Open Access

Comparison of primary total hip replacements performed with a direct anterior approach versus the standard lateral approach: perioperative findings

Reply to Letter by Sanjay Meena
  • Vincenzo Alecci1,
  • Maurizio Valente1Email author and
  • Chiara-Martina Pellegrino2
Journal of Orthopaedics and TraumatologyOfficial Journal of the Italian Society of Orthopaedics and Traumatology201213:192

DOI: 10.1007/s10195-012-0192-0

Received: 9 January 2012

Accepted: 13 March 2012

Published: 25 April 2012

Thank you for your positive comments to our article.

We implanted an uncemented prosthesis in both group A (198 patients: Bauer’s standard lateral approach and spinal or general anesthesia) and group B (221 patients: minimally invasive direct anterior approach and general anesthesia). We always use hemispherical cups coupled with different types of stems.

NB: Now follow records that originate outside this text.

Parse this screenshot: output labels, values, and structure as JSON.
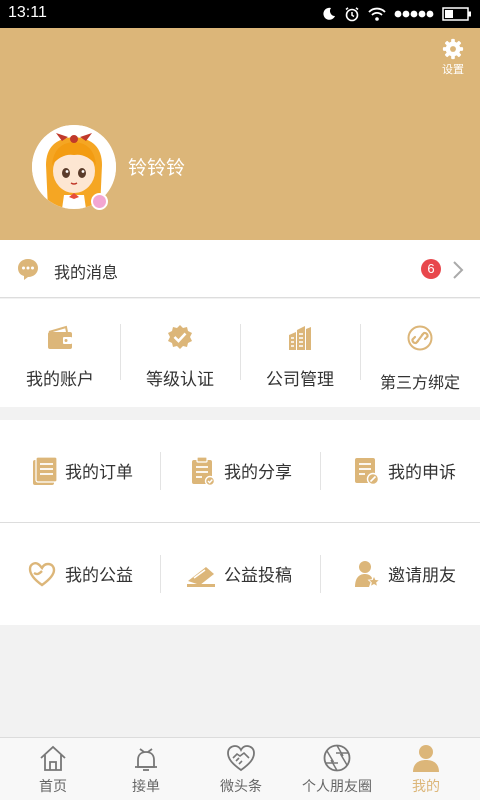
{
  "status_bar": {
    "time": "13:11"
  },
  "colors": {
    "accent": "#dcb679",
    "badge": "#e8474c",
    "icon": "#dcb679"
  },
  "header": {
    "settings_label": "设置",
    "username": "铃铃铃"
  },
  "messages": {
    "label": "我的消息",
    "badge_count": "6"
  },
  "quick_actions": [
    {
      "label": "我的账户",
      "icon": "wallet-icon"
    },
    {
      "label": "等级认证",
      "icon": "verified-badge-icon"
    },
    {
      "label": "公司管理",
      "icon": "buildings-icon"
    },
    {
      "label": "第三方绑定",
      "icon": "link-icon"
    }
  ],
  "menu_row1": [
    {
      "label": "我的订单",
      "icon": "orders-icon"
    },
    {
      "label": "我的分享",
      "icon": "share-icon"
    },
    {
      "label": "我的申诉",
      "icon": "appeal-icon"
    }
  ],
  "menu_row2": [
    {
      "label": "我的公益",
      "icon": "charity-heart-icon"
    },
    {
      "label": "公益投稿",
      "icon": "submit-envelope-icon"
    },
    {
      "label": "邀请朋友",
      "icon": "invite-user-icon"
    }
  ],
  "tabs": [
    {
      "label": "首页",
      "icon": "home-icon",
      "active": false
    },
    {
      "label": "接单",
      "icon": "bell-icon",
      "active": false
    },
    {
      "label": "微头条",
      "icon": "handshake-heart-icon",
      "active": false
    },
    {
      "label": "个人朋友圈",
      "icon": "aperture-icon",
      "active": false
    },
    {
      "label": "我的",
      "icon": "user-icon",
      "active": true
    }
  ]
}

In the majority of cases we used straight stems followed by anatomical stems, while lately we have started to use short stems that are expressly designed for minimally invasive access. Having said that, cemented implants can also be used with a minimally invasive direct anterior approach, as reported by expert authors such as Matta and Rachbauer [1, 2]. We use cemented implants in cases of femoral neck fracture that are treated with hemiarthroplasty.

Both groups followed the same rehabilitation protocol and had the same rehabilitation goals. Complete functional recovery was achieved earlier and therefore the length of hospital stay (LOS) was reduced in group B. Patients in group A achieved a sufficient degree of autonomy to allow discharge on day 10 on average, and started walking without crutches around week 8. Patients in group B achieved the same goals at day 7 and walked autonomously in week 2. This difference is due, in our opinion, to the tissue sparing associated with the minimally invasive anterior approach.

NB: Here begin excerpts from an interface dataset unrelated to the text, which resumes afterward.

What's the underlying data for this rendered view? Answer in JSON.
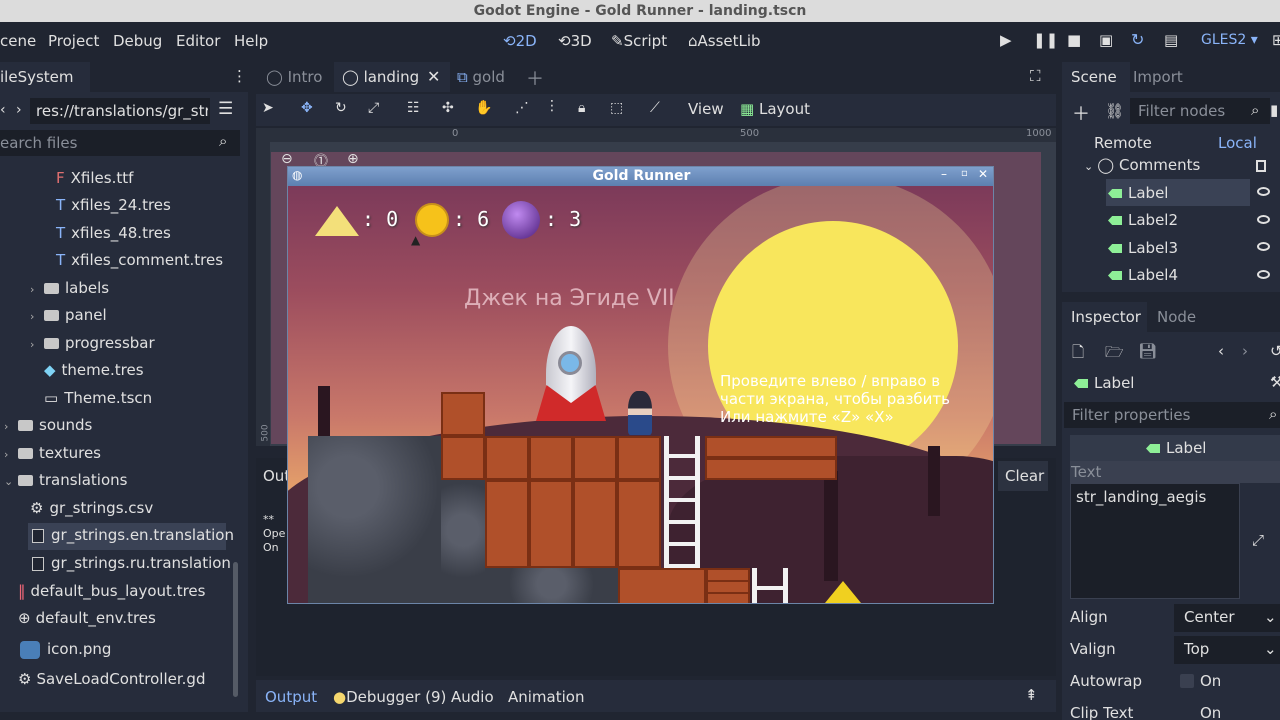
{
  "window_title": "Godot Engine - Gold Runner - landing.tscn",
  "menu": {
    "scene": "cene",
    "project": "Project",
    "debug": "Debug",
    "editor": "Editor",
    "help": "Help"
  },
  "workspaces": {
    "w2d": "2D",
    "w3d": "3D",
    "script": "Script",
    "assetlib": "AssetLib"
  },
  "renderer": "GLES2",
  "filesystem": {
    "tab": "ileSystem",
    "path": "res://translations/gr_str",
    "search_placeholder": "earch files",
    "items": [
      {
        "label": "Xfiles.ttf",
        "icon": "font-icon"
      },
      {
        "label": "xfiles_24.tres",
        "icon": "font-resource-icon"
      },
      {
        "label": "xfiles_48.tres",
        "icon": "font-resource-icon"
      },
      {
        "label": "xfiles_comment.tres",
        "icon": "font-resource-icon"
      },
      {
        "label": "labels",
        "icon": "folder-icon"
      },
      {
        "label": "panel",
        "icon": "folder-icon"
      },
      {
        "label": "progressbar",
        "icon": "folder-icon"
      },
      {
        "label": "theme.tres",
        "icon": "theme-icon"
      },
      {
        "label": "Theme.tscn",
        "icon": "scene-icon"
      },
      {
        "label": "sounds",
        "icon": "folder-icon"
      },
      {
        "label": "textures",
        "icon": "folder-icon"
      },
      {
        "label": "translations",
        "icon": "folder-icon"
      },
      {
        "label": "gr_strings.csv",
        "icon": "csv-icon"
      },
      {
        "label": "gr_strings.en.translation",
        "icon": "file-icon"
      },
      {
        "label": "gr_strings.ru.translation",
        "icon": "file-icon"
      },
      {
        "label": "default_bus_layout.tres",
        "icon": "bus-layout-icon"
      },
      {
        "label": "default_env.tres",
        "icon": "environment-icon"
      },
      {
        "label": "icon.png",
        "icon": "image-icon"
      },
      {
        "label": "SaveLoadController.gd",
        "icon": "gear-icon"
      }
    ]
  },
  "editor_tabs": [
    {
      "label": "Intro",
      "active": false
    },
    {
      "label": "landing",
      "active": true
    },
    {
      "label": "gold",
      "active": false
    }
  ],
  "toolbar": {
    "view": "View",
    "layout": "Layout"
  },
  "ruler": {
    "t0": "0",
    "t500": "500",
    "t1000": "1000",
    "v500": "500"
  },
  "output_panel": {
    "label": "Out",
    "clear": "Clear",
    "lines": [
      "**",
      "Ope",
      "On"
    ]
  },
  "bottom_tabs": {
    "output": "Output",
    "debugger": "Debugger (9)",
    "audio": "Audio",
    "animation": "Animation"
  },
  "game": {
    "title": "Gold Runner",
    "hud": {
      "gold": ": 0",
      "coins": ": 6",
      "orbs": ": 3"
    },
    "level_title": "Джек на Эгиде VII",
    "hint": [
      "Проведите влево / вправо в",
      "части экрана, чтобы разбить",
      "Или нажмите «Z» «X»"
    ]
  },
  "scene_panel": {
    "tab_scene": "Scene",
    "tab_import": "Import",
    "filter_placeholder": "Filter nodes",
    "remote": "Remote",
    "local": "Local",
    "nodes": [
      "Comments",
      "Label",
      "Label2",
      "Label3",
      "Label4"
    ]
  },
  "inspector": {
    "tab_inspector": "Inspector",
    "tab_node": "Node",
    "object": "Label",
    "filter_placeholder": "Filter properties",
    "section": "Label",
    "text_label": "Text",
    "text_value": "str_landing_aegis",
    "align_label": "Align",
    "align_value": "Center",
    "valign_label": "Valign",
    "valign_value": "Top",
    "autowrap_label": "Autowrap",
    "autowrap_value": "On",
    "cliptext_label": "Clip Text",
    "cliptext_value": "On"
  },
  "colors": {
    "accent": "#8ab4f8",
    "node_green": "#8eef97",
    "bg": "#202531",
    "panel": "#262c3b"
  }
}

Analgesic protocols were highly heterogeneous; they depended on the patient’s characteristics and the preferences of the anesthesiologist. This variability means that we cannot evaluate the effectiveness of each individual protocol in correlation with NRS and type of surgery. We have no data on the actual analgesic drug requirements. Mainly i.v. drugs (opioids + NSAID) were administered (via elastomeric pumps) in both groups (Table 1).
Table 1

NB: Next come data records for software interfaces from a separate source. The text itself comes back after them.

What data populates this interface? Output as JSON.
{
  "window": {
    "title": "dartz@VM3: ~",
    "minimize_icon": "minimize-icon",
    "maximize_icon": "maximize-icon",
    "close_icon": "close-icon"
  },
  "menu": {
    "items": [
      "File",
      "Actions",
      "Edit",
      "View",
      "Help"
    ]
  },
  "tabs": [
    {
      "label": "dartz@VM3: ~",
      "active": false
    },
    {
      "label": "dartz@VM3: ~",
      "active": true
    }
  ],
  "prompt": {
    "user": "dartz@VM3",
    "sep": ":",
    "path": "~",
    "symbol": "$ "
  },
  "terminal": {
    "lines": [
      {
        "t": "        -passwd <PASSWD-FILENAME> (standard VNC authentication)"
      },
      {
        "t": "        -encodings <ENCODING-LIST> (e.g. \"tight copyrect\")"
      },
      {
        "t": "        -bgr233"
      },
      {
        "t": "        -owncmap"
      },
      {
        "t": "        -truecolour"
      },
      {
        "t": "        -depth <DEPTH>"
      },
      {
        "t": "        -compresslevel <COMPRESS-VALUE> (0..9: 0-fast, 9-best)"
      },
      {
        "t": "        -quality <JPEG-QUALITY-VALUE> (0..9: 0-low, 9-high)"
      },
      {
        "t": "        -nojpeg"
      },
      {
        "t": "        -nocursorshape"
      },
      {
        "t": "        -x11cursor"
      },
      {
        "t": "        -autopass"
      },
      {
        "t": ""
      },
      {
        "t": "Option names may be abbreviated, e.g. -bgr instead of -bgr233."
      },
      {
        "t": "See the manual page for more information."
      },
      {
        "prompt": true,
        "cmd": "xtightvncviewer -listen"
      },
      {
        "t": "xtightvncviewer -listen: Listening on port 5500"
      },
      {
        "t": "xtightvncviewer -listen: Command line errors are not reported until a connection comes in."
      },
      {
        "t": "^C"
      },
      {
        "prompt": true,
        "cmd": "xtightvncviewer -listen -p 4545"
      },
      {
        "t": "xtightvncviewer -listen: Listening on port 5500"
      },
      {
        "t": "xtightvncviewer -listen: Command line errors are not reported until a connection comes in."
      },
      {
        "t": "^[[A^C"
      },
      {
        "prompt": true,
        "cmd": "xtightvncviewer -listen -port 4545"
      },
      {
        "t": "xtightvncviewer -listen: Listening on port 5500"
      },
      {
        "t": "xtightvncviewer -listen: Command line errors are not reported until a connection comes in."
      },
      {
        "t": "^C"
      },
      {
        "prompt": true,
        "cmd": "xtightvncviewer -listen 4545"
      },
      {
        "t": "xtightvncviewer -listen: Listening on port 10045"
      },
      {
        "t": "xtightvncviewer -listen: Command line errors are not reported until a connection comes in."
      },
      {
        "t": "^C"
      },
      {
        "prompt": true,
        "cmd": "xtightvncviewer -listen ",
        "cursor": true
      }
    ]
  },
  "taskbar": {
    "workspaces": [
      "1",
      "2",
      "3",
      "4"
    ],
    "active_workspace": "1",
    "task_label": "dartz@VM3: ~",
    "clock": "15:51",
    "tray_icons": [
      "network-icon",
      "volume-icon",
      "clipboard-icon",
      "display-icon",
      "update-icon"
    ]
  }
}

NRS on postoperative day 1

 

Group A

Group B

 

NRS (mean)

2.5

1.4

p < 0.05

Analgesic protocol

 Meperidine + NSAID

80.3 %

42.5 %

 

 Morphine + NSAID

13.7 %

2.3 %

 

 Tramadol + NSAID

2.5 %

20.8 %

 

Oxycodone + paracetamol

0

25.8 %

 

Other

3.5 %

8.6 %

 

Statistical analysis: NRS: Pearson’sχ2 test

Declarations

Conflict of interest

None.

Open Access

This article is distributed under the terms of the Creative Commons Attribution License which permits any use, distribution, and reproduction in any medium, provided the original author(s) and the source are credited.

Authors’ Affiliations

(1)
Orthopaedics and Traumatology Unit, Ospedale San Polo
(2)
Anesthesia and Intensive Care Unit, Ospedale San Polo

References

  1. Matta JM, Shahrdar C, Ferguson TA (2005) Single-incision anterior approach for total hip arthroplasty on an orthopaedic table. Clin Orthop Relat Res 441:115–124PubMedView ArticleGoogle Scholar
  2. Rachbauer F, Krismer M (2008) Minimalinvasive huftendoprothetik uber den anterioren zugang. Oper Orthop Traumatol 20:239–251PubMedView ArticleGoogle Scholar

Copyright

© The Author(s) 2012